Take the 2-minute tour ×
MathOverflow is a question and answer site for professional mathematicians. It's 100% free, no registration required.

This is perhaps somewhat related to this question. Fix a field $k$ of characteristic $p>0$. Suppose that $A$ is an $E_\infty$-algebra over $k$. Then $A$ also has an $A_\infty$-algebra structure, and therefore so does its homology $HA$. Its homology is also graded commutative.

I'm looking for an extended version of graded commutativity, a result like this: if $m_n$ is any of the higher multiplications in the $A_\infty$ structure on $HA$, then for any $1 \leq j \leq n$, $$ x m_n(a_1 \otimes \cdots \otimes a_n) = \pm m_n(a_1 \otimes \cdots \otimes x a_j \otimes \cdots \otimes a_n). $$ This is certainly true if $n=2$ by graded commutativity.
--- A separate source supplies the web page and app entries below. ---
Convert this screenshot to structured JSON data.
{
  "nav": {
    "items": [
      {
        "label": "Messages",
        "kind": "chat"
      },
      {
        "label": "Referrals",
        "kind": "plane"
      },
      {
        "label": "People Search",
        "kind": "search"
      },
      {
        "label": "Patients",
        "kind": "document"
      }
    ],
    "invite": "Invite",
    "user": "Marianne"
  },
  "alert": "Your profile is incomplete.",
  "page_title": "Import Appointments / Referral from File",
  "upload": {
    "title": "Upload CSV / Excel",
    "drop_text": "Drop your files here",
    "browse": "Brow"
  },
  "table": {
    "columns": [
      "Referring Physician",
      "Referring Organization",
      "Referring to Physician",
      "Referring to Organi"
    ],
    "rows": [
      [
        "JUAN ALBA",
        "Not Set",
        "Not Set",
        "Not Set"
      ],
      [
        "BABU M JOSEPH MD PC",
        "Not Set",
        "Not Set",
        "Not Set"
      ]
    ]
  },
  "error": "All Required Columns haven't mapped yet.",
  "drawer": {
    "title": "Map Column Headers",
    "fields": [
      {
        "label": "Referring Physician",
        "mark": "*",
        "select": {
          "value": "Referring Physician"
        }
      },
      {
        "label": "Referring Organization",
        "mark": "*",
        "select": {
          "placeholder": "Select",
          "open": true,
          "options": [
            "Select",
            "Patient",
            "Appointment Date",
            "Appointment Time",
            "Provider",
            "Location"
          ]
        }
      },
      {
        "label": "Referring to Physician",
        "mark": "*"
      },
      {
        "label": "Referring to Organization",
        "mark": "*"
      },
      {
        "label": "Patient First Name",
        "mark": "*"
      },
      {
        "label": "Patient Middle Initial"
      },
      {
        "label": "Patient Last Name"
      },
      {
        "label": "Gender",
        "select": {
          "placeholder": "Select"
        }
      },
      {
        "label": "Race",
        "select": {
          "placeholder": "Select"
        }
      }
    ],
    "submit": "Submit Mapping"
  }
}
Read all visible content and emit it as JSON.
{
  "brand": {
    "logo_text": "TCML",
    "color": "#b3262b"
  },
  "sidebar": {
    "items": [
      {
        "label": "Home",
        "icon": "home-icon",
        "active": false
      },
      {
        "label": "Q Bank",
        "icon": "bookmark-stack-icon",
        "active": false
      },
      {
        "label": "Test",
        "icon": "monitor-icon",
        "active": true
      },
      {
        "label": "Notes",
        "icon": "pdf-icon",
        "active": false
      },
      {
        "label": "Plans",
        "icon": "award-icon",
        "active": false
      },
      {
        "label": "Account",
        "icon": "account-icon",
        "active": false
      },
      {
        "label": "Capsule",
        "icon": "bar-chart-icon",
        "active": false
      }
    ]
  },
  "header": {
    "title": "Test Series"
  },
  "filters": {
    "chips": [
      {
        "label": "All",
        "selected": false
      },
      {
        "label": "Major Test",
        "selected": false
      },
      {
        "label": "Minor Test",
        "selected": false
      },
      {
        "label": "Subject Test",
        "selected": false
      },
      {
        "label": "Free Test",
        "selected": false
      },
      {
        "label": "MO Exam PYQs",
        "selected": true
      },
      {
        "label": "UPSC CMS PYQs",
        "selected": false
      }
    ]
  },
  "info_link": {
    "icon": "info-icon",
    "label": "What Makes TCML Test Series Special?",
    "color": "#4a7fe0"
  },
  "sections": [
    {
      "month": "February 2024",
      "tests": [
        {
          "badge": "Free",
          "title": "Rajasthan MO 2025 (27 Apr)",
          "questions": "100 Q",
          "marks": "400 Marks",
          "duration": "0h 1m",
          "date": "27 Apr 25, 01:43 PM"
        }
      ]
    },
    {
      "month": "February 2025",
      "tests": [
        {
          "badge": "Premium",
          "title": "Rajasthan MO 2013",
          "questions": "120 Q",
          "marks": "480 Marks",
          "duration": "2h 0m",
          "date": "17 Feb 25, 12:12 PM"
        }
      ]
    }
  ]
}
What about for larger values?

(I'm tempted to tag any question about $E_\infty$-algebras as "commutative algebra", but I suppose that would be misleading...)

Edit: as Fernando points out in his comment, this is too much to expect in general. The $A_\infty$-algebra structure on $HA$ is not unique, so perhaps the right question is, are there conditions on $x$ and the $a_i$ so that, for some choice of $m_n$, $x m_n(\dots) = \dots$?

Along with Fernando's example, another one to consider is the mod $p$ cohomology of a cyclic group of order $p$, with $p$ odd. If $x$ is the generator of $H^1$ and $y$ is the generator of $H^2$, then $m_p(x^{\otimes p}) = \pm y$, so $x m_p(x^{\otimes p}) = \pm xy \neq 0$ while I think $m_p(x^2 \otimes x^{\otimes p-1}) = 0$, since $x^2=0$.

share|improve this question
2  
Is $x\in HA$ any element? If so then $m_n(a_1\otimes\cdots\otimes a_n)= \pm a_1\cdots a_n\cdot m_n(1\otimes\cdots\otimes 1)=0$ if the $A$-infinity structure is normalized (you can always assume this). –  Fernando Muro Mar 13 '11 at 14:24

1 Answer 1

as Fernando points out in his comment, this is too much to expect in general. The A∞-algebra structure on HA is not unique

There is a unique $A_\infty$-algebra structure on $H(A)$ such that $H(A)$ and $A$ are weakly equivalent (i.e. $A_\infty$-quasi-isomorphic).

About your question, in characteristic 0 you could replace your $E_\infty$-algebra by a weakly equivalent DG commutative algebra... then on its cohomology you would get a $C_\infty$-structure (which is a strictly commutative $A_\infty$-structure).

In positive characteristic this is more difficult. But there is still the possibility to deal with divided power algebras (see e.g. http://math.univ-lille1.fr/~fresse/PartitionHomology.pdf on page 18 for a hint).

I know this is not really an answer to your question. But I hope to can help.

share|improve this answer
    
Damien, the structure is not unique. Perhapes you are mislead by the fact that it is essentially unique, but there are tons precisely because of that. –  Fernando Muro Apr 26 '11 at 12:11
    
By essentieally unique, do you mean that it is unique up to a unique $A_\infty$-isomorphism ? If so, then we agree :-) –  DamienC Apr 26 '11 at 12:52
    
@Damien: Yes, exactly. –  Fernando Muro Apr 26 '11 at 19:59
    
The non-uniqueness is important, because $m_n(a_1 \otimes \dots \otimes a_n)$ may have very different values for two different (but isomorphic) $A_\infty$ structures. Anyway, I will look at the citation you mentioned -- I mainly care about the positive characteristic case. –  John Palmieri Apr 27 '11 at 20:42

Your Answer

 
discard

By posting your answer, you agree to the privacy policy and terms of service.

Not the answer you're looking for? Browse other questions tagged or ask your own question.